Matoiye recently lost a cow after it was bitten by wild dogs infected with rabies. Now he is worried that the calf is showing signs of the disease too. Fortunately, a veterinarian is available to answer this distress call.
"A cow gets infected by sniffing bites from the bitten cow," Matoiye believes. "We are worried that more cows might die since we are sharing the grazing area and the borehole."
|Matoiye and his cattle drink at the Urura well in Kenya’s Isiolo County. TRF/Sohie Mbugua|
Northern Kenya, an arid region inhabited by nomadic pastoralists, is increasingly prone to droughts, a problem that has depleted livestock, water and pasture.

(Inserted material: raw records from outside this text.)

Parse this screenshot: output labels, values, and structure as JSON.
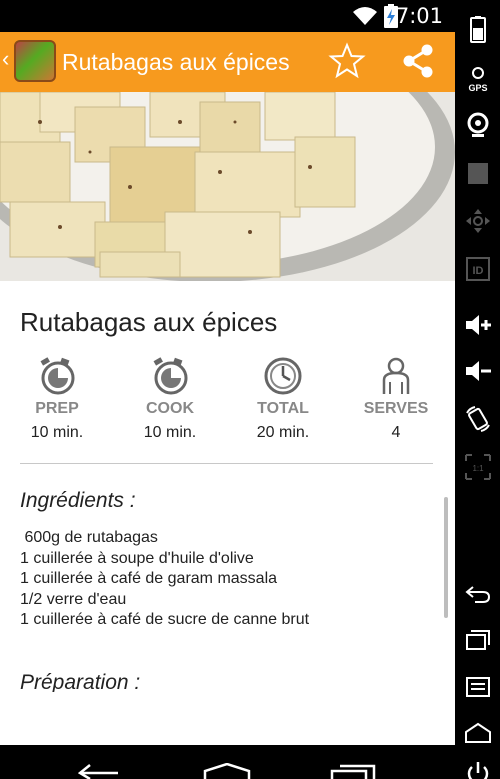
{
  "status_bar": {
    "time": "7:01"
  },
  "action_bar": {
    "title": "Rutabagas aux épices"
  },
  "recipe": {
    "title": "Rutabagas aux épices",
    "stats": [
      {
        "label": "PREP",
        "value": "10 min."
      },
      {
        "label": "COOK",
        "value": "10 min."
      },
      {
        "label": "TOTAL",
        "value": "20 min."
      },
      {
        "label": "SERVES",
        "value": "4"
      }
    ],
    "ingredients_heading": "Ingrédients :",
    "ingredients": [
      " 600g de rutabagas",
      "1 cuillerée à soupe d'huile d'olive",
      "1 cuillerée à café de garam massala",
      "1/2 verre d'eau",
      "1 cuillerée à café de sucre de canne brut"
    ],
    "next_heading": "Préparation :"
  },
  "system_icons": [
    "battery-icon",
    "gps-icon",
    "webcam-icon",
    "clapper-icon",
    "dpad-icon",
    "id-icon",
    "volume-up-icon",
    "volume-down-icon",
    "rotate-icon",
    "scale-icon",
    "back-icon",
    "recent-apps-icon",
    "menu-icon",
    "home-icon",
    "power-icon"
  ],
  "colors": {
    "action_bar": "#f79a1e",
    "stat_label": "#888888"
  }
}
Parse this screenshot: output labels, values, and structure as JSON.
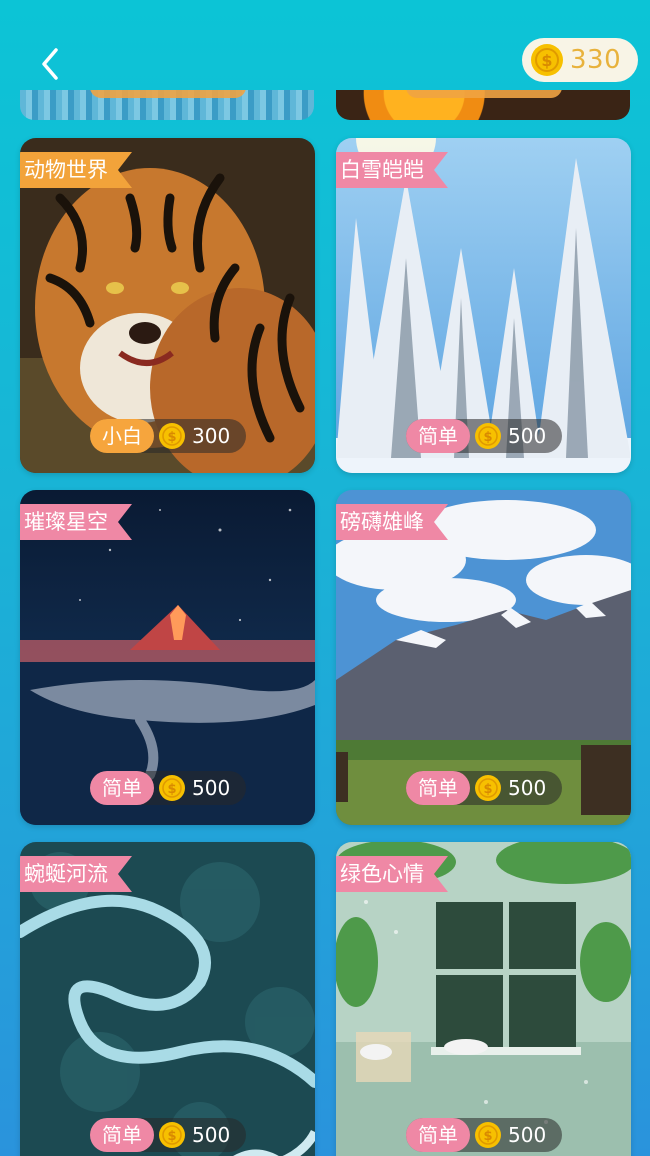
{
  "header": {
    "back_icon": "chevron-left-icon",
    "coins": "330",
    "coin_icon": "gold-coin-icon"
  },
  "colors": {
    "tag_orange": "#f2a33a",
    "tag_pink": "#ef88a5",
    "level_orange": "#f6a53d",
    "level_pink": "#ef88a5",
    "coin_gold": "#f7c000"
  },
  "puzzles": [
    {
      "title": "动物世界",
      "level": "小白",
      "price": "300",
      "theme": "tiger"
    },
    {
      "title": "白雪皑皑",
      "level": "简单",
      "price": "500",
      "theme": "snow-forest"
    },
    {
      "title": "璀璨星空",
      "level": "简单",
      "price": "500",
      "theme": "volcano-whale"
    },
    {
      "title": "磅礴雄峰",
      "level": "简单",
      "price": "500",
      "theme": "mountains"
    },
    {
      "title": "蜿蜒河流",
      "level": "简单",
      "price": "500",
      "theme": "river"
    },
    {
      "title": "绿色心情",
      "level": "简单",
      "price": "500",
      "theme": "green-window"
    }
  ]
}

Migration during drought periods exposes animals to diseases as they converge on remaining grazing land and watering points.
And pasture and water scarcity continue to be a key driving force for conflict between communities as livestock and people move around the counties of Marsabit, Moyale, Garissa, Isiolo and Wajir, locals say.
But a two-year effort to bring together a range of adaptations to the worsening drought - including new wells and other water sources, carefully managed grazing reserves and better veterinary care - is helping pastoralists such as Matoiye manage drought better and protect their animals, incomes and families.
Read the full story at Building Resilience and Adaptation to Climate Extremes and Disasters (BRACED)